-- WHAT IS NEEDED --
Could you print, exactly and without pictures, only the lines from the one with "What data populates" through the end of the records below?

-- DATASET EXCERPTS --
+---+
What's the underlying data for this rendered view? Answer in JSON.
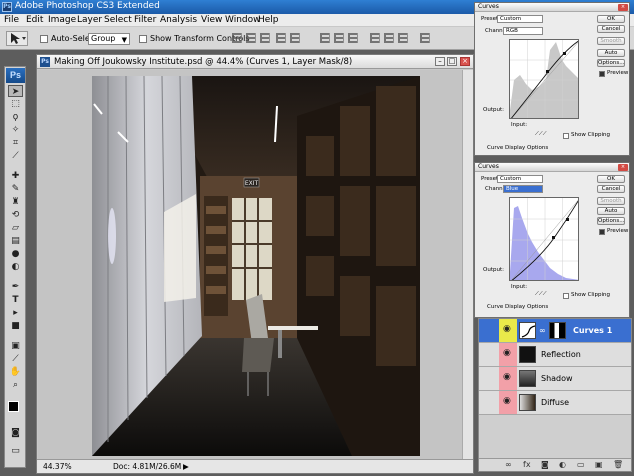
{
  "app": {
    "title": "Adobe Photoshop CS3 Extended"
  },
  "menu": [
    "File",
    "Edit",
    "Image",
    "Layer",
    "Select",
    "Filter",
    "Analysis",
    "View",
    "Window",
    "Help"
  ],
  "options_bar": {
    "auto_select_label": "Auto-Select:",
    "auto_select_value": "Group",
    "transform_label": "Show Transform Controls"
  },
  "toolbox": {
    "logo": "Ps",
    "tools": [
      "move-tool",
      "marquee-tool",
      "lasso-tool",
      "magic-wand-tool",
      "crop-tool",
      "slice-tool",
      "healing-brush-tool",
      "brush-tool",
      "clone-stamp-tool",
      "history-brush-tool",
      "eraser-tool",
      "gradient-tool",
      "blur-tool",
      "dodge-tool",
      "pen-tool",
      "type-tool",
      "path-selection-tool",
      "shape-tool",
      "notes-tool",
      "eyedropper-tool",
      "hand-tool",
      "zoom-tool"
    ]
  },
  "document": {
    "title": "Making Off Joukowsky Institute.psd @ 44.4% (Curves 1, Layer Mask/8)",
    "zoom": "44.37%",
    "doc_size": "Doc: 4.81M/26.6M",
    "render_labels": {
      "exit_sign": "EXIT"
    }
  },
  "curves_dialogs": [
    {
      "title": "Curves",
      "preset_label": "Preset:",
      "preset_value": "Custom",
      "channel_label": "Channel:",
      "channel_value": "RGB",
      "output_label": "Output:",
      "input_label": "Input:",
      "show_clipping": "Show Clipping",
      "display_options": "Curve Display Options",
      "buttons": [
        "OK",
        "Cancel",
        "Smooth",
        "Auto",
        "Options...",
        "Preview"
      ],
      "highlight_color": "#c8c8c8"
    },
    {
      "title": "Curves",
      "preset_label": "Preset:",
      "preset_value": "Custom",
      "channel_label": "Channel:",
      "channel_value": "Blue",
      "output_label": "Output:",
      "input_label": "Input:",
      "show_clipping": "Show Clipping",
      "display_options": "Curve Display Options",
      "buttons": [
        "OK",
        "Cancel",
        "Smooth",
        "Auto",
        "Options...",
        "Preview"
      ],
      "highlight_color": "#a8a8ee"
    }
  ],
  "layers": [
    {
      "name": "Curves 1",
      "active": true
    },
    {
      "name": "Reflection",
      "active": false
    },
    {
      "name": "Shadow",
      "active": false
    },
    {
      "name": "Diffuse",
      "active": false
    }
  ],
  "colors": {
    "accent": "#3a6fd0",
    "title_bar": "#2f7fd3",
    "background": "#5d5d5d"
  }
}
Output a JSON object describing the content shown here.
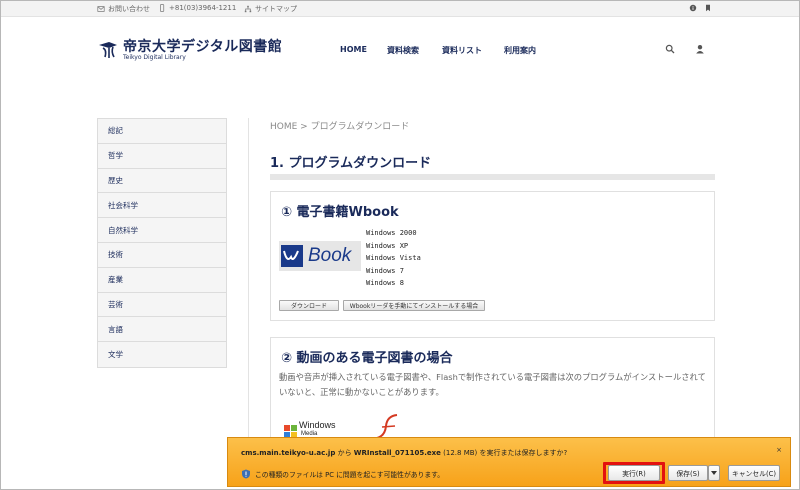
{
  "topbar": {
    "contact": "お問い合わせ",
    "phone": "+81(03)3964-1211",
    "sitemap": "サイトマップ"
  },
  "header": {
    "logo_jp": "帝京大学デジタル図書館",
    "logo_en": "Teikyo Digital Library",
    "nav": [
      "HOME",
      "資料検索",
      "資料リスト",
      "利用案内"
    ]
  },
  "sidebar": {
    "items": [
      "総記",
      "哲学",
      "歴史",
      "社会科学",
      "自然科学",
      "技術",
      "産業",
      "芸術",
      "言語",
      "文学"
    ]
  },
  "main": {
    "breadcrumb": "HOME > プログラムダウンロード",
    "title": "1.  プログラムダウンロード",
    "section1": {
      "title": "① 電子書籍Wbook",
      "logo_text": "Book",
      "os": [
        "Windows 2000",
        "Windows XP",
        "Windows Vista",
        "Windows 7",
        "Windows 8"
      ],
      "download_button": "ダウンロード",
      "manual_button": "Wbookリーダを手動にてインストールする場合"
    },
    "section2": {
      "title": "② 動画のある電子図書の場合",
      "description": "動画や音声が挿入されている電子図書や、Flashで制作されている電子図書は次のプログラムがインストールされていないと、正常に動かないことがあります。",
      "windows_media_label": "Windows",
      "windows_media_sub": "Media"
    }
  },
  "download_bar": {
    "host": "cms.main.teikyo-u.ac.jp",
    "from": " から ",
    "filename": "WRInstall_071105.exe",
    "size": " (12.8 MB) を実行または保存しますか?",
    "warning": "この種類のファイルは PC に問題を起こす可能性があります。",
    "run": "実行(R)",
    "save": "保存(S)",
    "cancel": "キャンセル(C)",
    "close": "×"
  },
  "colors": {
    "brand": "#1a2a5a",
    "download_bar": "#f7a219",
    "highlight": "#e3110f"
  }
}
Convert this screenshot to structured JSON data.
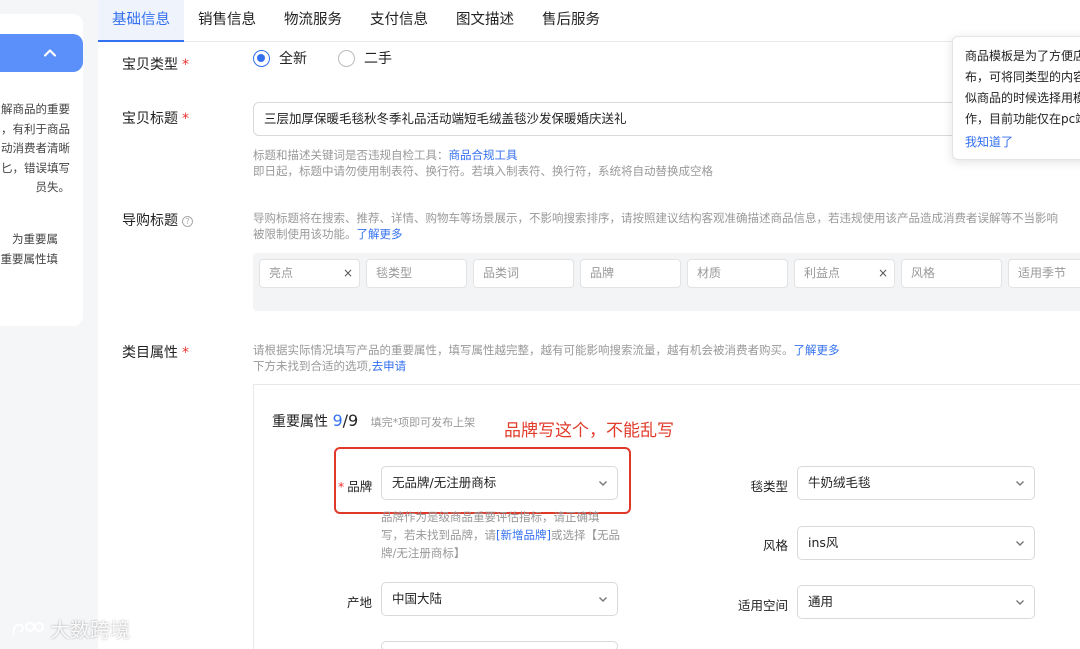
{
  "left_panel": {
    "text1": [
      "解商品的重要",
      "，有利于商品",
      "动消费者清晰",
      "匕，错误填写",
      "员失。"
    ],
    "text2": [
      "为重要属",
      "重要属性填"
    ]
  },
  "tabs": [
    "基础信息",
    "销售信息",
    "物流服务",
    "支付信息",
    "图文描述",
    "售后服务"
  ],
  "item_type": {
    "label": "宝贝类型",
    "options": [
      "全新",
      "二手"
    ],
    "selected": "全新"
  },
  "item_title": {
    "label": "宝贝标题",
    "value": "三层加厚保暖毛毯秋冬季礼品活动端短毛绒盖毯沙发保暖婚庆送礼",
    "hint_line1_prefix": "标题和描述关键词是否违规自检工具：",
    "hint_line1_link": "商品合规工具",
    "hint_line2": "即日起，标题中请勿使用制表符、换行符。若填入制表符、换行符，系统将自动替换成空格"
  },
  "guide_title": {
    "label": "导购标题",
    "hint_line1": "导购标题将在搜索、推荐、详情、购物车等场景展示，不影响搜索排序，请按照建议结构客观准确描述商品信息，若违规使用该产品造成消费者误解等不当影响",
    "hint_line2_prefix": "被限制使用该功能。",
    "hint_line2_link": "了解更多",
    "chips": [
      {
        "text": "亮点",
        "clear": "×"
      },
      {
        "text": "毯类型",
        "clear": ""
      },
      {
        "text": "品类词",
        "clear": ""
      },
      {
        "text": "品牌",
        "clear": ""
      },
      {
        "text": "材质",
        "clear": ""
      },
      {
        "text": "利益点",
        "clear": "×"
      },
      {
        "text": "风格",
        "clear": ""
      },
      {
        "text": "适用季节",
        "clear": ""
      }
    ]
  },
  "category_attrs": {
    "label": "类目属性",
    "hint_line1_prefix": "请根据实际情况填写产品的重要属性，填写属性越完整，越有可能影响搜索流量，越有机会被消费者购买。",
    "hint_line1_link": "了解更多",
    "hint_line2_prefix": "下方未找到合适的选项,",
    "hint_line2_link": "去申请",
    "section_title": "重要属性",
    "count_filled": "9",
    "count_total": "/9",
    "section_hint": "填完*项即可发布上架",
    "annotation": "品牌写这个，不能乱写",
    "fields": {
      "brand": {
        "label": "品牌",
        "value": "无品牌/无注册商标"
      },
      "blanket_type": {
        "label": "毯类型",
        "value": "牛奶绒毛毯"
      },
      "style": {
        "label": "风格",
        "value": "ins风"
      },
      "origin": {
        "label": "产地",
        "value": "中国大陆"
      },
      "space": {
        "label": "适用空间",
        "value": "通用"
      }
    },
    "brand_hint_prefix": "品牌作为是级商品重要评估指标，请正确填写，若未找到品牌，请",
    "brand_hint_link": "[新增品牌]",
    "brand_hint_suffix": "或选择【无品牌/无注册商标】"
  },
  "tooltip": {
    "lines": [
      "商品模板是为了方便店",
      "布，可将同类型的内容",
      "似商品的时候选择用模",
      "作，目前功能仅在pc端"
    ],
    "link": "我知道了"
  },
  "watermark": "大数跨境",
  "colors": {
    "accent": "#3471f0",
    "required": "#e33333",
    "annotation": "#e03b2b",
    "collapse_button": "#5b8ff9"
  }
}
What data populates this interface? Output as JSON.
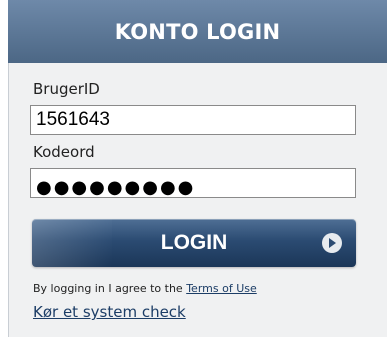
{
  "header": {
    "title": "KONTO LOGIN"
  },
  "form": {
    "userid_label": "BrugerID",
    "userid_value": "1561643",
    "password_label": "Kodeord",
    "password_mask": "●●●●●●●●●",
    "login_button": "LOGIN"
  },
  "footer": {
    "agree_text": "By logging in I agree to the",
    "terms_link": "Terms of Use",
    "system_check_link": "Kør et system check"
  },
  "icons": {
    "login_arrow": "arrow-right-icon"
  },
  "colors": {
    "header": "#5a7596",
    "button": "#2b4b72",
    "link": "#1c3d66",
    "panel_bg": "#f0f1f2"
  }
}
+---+
-- SOLUTION FOR THIS TASK --
What data populates this interface? Output as JSON.
{
  "header": {
    "title": "KONTO LOGIN"
  },
  "form": {
    "userid_label": "BrugerID",
    "userid_value": "1561643",
    "password_label": "Kodeord",
    "password_mask": "●●●●●●●●●",
    "login_button": "LOGIN"
  },
  "footer": {
    "agree_text": "By logging in I agree to the",
    "terms_link": "Terms of Use",
    "system_check_link": "Kør et system check"
  },
  "icons": {
    "login_arrow": "arrow-right-icon"
  },
  "colors": {
    "header": "#5a7596",
    "button": "#2b4b72",
    "link": "#1c3d66",
    "panel_bg": "#f0f1f2"
  }
}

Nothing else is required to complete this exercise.